Fifty athletes, including the world 100 metres champion, Maurice Greene, the world 1500 metres record holder Hicham El Guerrouj and Britain's European 400m champion, Iwan Thomas, have handed in a petition to the international ruling body requesting that the grand prix final be switched from a venue where financial collapse has created anxiety about crime and civil unrest.
The sprinter Jon Drummond, of the United States, who chaired an informal meeting of athletes the evening before last night's Ivo Van Damme Memorial meeting here, said the petition had been prompted partly by athletes' fears for their own welfare, and partly by feelings that it was inappropriate in such an environment for competitors to be earning large prizes - a jackpot of $1m (pounds 615,000) is on offer to those who can manage to remain unbeaten in their events.
"We are trying not to be aggressive," Drummond said. "We are requesting a change of venue, we hope the IAAF will understand we are genuinely afraid.
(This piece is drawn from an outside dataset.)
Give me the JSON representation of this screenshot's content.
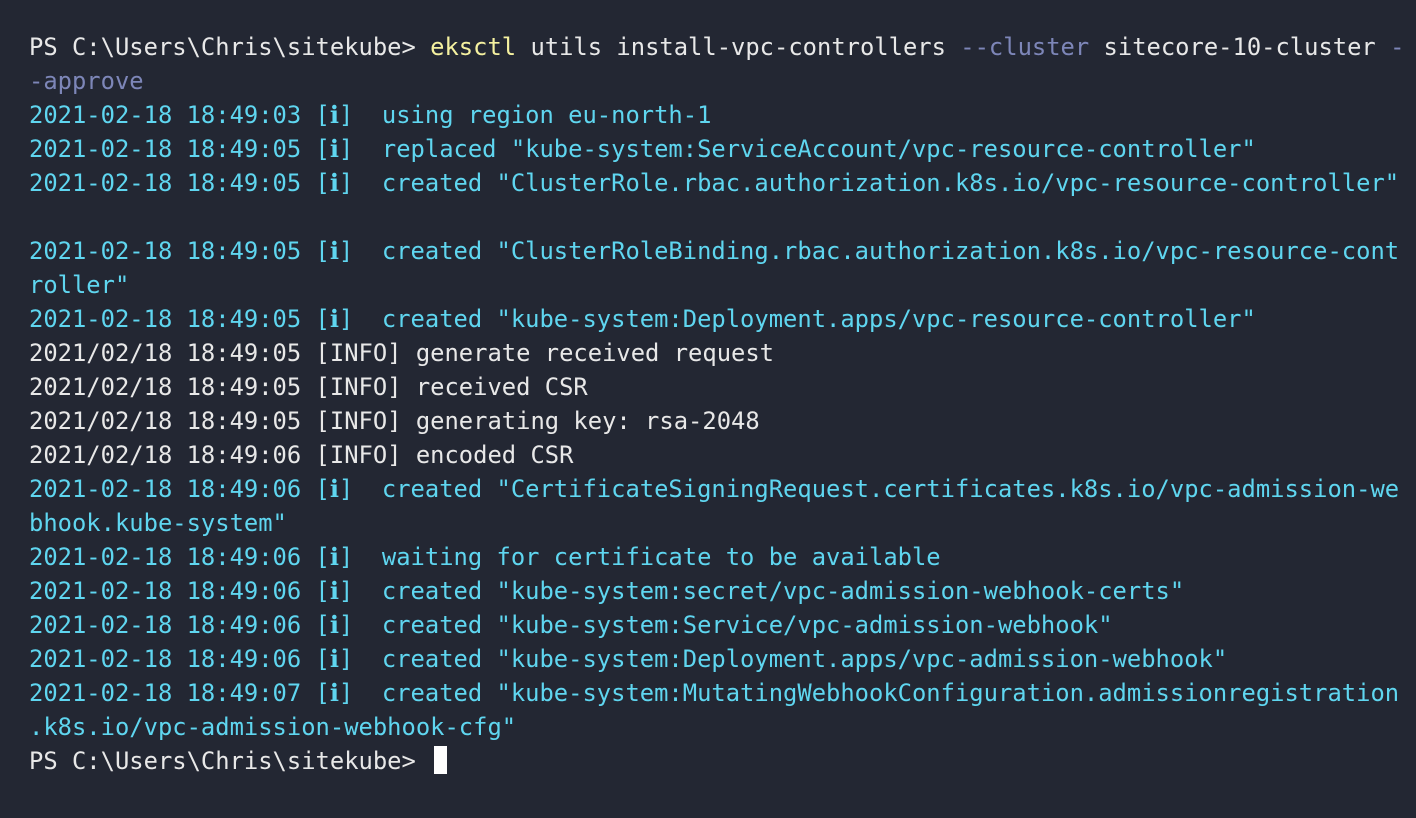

"Some of the athletes feel unsafe about competing in Moscow. Some feel it would be an insult to take that kind of money into the country. And some feel both. At this moment, I feel my safety is in question.
"The card is now in the hands of the IAAF. If they do not act, then Jon Drummond, Maurice Greene and Ato Boldon are going home."
Sandro Giovanelli, of the IAAF, said earlier that the organisers did not consider Moscow would be dangerous. "We can't see any reason right now to change," he said, adding that any decision about switching venue would have to be made no later than the day after Tuesday's Golden League meeting in Berlin.
American athletes in particular are also expressing anxiety about the World Cup and the possibility that there may be more terrorist action directed against their country in Johannesburg following the recent bomb in Cape Town. "A lot of people feel the same way about Johannesburg as they do about Moscow," Drummond said.
"I agree completely with Maurice and the other athletes," said Michael Johnson "The situation right now in Russia could certainly be dangerous. To have athletes in what is not a stable environment is not what this sport is about. I think it's a big risk to take. If I was running this thing I would move it somewhere else."
Bryan Bronson, whose win in last night's 400 metres hurdles maintained his chance of sharing the $1m jackpot, also expressed fears.
"A lot of the athletes are anxious about security in Moscow, " Bronson said.Reuse content